The number of lines holding the string "value" is all that is wanted; count them in the records below.

• **GIVEN ENTRIES**

★ ★ ★ ★ ★ ★ ★

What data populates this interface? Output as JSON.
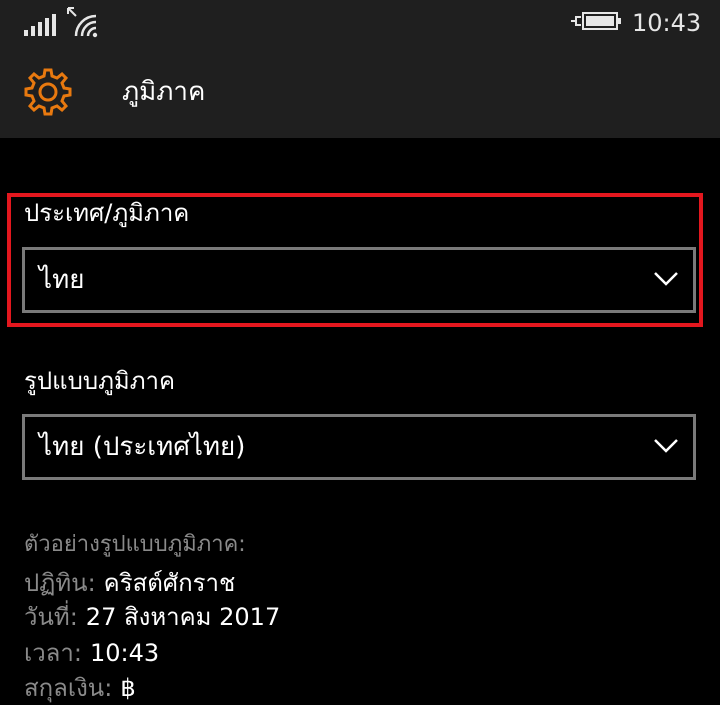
{
  "status_bar": {
    "signal_icon": "signal-bars-icon",
    "wifi_icon": "wifi-icon",
    "battery_icon": "battery-charging-icon",
    "time": "10:43"
  },
  "header": {
    "icon": "gear-icon",
    "icon_color": "#e8790f",
    "title": "ภูมิภาค"
  },
  "country_region": {
    "label": "ประเทศ/ภูมิภาค",
    "value": "ไทย",
    "highlight_color": "#e3171e"
  },
  "regional_format": {
    "label": "รูปแบบภูมิภาค",
    "value": "ไทย (ประเทศไทย)"
  },
  "preview": {
    "heading": "ตัวอย่างรูปแบบภูมิภาค:",
    "rows": [
      {
        "key": "ปฏิทิน:",
        "value": "คริสต์ศักราช"
      },
      {
        "key": "วันที่:",
        "value": "27  สิงหาคม 2017"
      },
      {
        "key": "เวลา:",
        "value": "10:43"
      },
      {
        "key": "สกุลเงิน:",
        "value": "฿"
      }
    ]
  }
}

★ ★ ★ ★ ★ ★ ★

• **RESPONSE TO THIS TASK**
6